The manufacturer of the paint products will be able to provide information regarding flash off temperatures and spraying temperatures. We can then ensure that the system is set to achieve these.

 

Silicone inclusions

Silicone can be a significant problem in the spraybooth, causing fish-eye paint imperfections and costly rework. So many products contain silicone and often it is not immediately obvious. For example, some deodorants and protective wear can contain silicone and this has been shown to cause paint inclusions, along with valeting products and lubricants. It can be a difficult process to identify and eliminate silicone inclusions but Beta ensure all products used in spraybooths are free from silicone and our experts are on hand to offer advice to help identify the cause of paint inclusions.

 

Why choose Beta Group?

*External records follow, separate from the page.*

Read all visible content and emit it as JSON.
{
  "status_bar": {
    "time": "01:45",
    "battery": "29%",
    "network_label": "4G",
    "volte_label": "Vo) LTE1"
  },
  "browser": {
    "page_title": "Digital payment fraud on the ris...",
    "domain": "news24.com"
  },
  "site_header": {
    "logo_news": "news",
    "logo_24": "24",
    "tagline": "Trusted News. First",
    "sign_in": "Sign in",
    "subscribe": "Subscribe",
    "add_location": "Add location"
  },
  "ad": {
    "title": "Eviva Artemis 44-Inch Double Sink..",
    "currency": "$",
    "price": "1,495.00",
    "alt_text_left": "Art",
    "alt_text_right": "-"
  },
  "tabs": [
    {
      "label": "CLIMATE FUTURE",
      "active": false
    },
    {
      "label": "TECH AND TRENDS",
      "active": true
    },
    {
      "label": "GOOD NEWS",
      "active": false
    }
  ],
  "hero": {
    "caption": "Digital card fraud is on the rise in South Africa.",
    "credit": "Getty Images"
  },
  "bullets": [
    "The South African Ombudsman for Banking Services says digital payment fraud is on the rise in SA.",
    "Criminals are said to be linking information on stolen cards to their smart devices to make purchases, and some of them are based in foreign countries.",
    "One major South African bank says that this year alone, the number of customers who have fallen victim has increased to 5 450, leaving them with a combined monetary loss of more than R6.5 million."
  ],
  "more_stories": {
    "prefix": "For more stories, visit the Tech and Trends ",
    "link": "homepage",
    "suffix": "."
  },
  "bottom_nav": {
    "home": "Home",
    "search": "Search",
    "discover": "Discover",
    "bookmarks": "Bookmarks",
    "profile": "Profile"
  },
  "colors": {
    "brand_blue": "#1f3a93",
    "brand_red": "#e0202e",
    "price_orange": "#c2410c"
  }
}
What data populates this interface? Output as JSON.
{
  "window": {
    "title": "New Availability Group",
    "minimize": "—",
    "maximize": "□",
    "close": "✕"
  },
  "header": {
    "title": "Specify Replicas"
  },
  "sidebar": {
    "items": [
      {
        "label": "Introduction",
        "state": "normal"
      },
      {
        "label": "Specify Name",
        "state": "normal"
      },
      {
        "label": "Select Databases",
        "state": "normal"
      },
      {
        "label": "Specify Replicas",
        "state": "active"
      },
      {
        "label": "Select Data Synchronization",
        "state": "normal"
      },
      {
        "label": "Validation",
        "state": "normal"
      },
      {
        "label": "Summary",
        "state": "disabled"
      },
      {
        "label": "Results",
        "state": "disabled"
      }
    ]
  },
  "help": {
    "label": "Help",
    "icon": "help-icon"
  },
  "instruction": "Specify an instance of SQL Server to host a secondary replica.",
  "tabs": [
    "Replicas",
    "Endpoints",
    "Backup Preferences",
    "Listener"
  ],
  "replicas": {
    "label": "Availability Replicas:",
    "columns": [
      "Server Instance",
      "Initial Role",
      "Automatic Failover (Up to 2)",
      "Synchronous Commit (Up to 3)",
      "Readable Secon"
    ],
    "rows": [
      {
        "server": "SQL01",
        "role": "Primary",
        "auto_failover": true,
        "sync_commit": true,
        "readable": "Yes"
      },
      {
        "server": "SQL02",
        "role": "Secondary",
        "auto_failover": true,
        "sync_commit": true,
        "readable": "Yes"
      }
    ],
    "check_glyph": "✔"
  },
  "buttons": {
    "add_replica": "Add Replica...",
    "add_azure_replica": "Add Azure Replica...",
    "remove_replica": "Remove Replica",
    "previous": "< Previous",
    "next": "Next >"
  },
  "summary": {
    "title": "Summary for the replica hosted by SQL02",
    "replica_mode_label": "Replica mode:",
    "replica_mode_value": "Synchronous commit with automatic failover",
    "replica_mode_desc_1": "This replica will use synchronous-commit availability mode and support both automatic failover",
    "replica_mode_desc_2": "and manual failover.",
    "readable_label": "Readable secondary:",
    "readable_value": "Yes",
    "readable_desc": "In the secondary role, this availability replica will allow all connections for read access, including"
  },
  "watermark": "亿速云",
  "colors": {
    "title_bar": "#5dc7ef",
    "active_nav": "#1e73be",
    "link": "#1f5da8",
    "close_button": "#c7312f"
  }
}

All services undertaken by Beta are completed by our own competent engineers, trained to the very latest standards and in full compliance with the Gas Safe Register. We regularly come across gas systems that have been serviced by non-Gas Safe registered persons, or not tested by such. This is illegal – no gas appliance can be safely maintained by a non-gas safe person. Allowing burner components and parts to be swapped or adjusted by someone not on the Register, or without the relevant qualifications could result in void insurance or criminal prosecution. According to Gas Safe, a person is only competent if their accreditations are valid, applicable and in date.

We appreciate that legislation and guidance can be difficult to understand in the spraybooth industries. Beta are on hand to offer expert advice and ensure that our customers are kept up to date with the changes and requirements of the current standards. Alongside this, we maintain a strong focus on providing you with market-leading products and services around air filtration, spraybooths maintenance and building services. Should you have any issues, please contact our team on 01706 878330 for more information.

 

 

Accreditations
  • gas-safe
  • safe contractor approved
  • BESA
  • NBRA
  • ABP
  • UKISUG
  • chamber of commerce
  • CHAS Transparent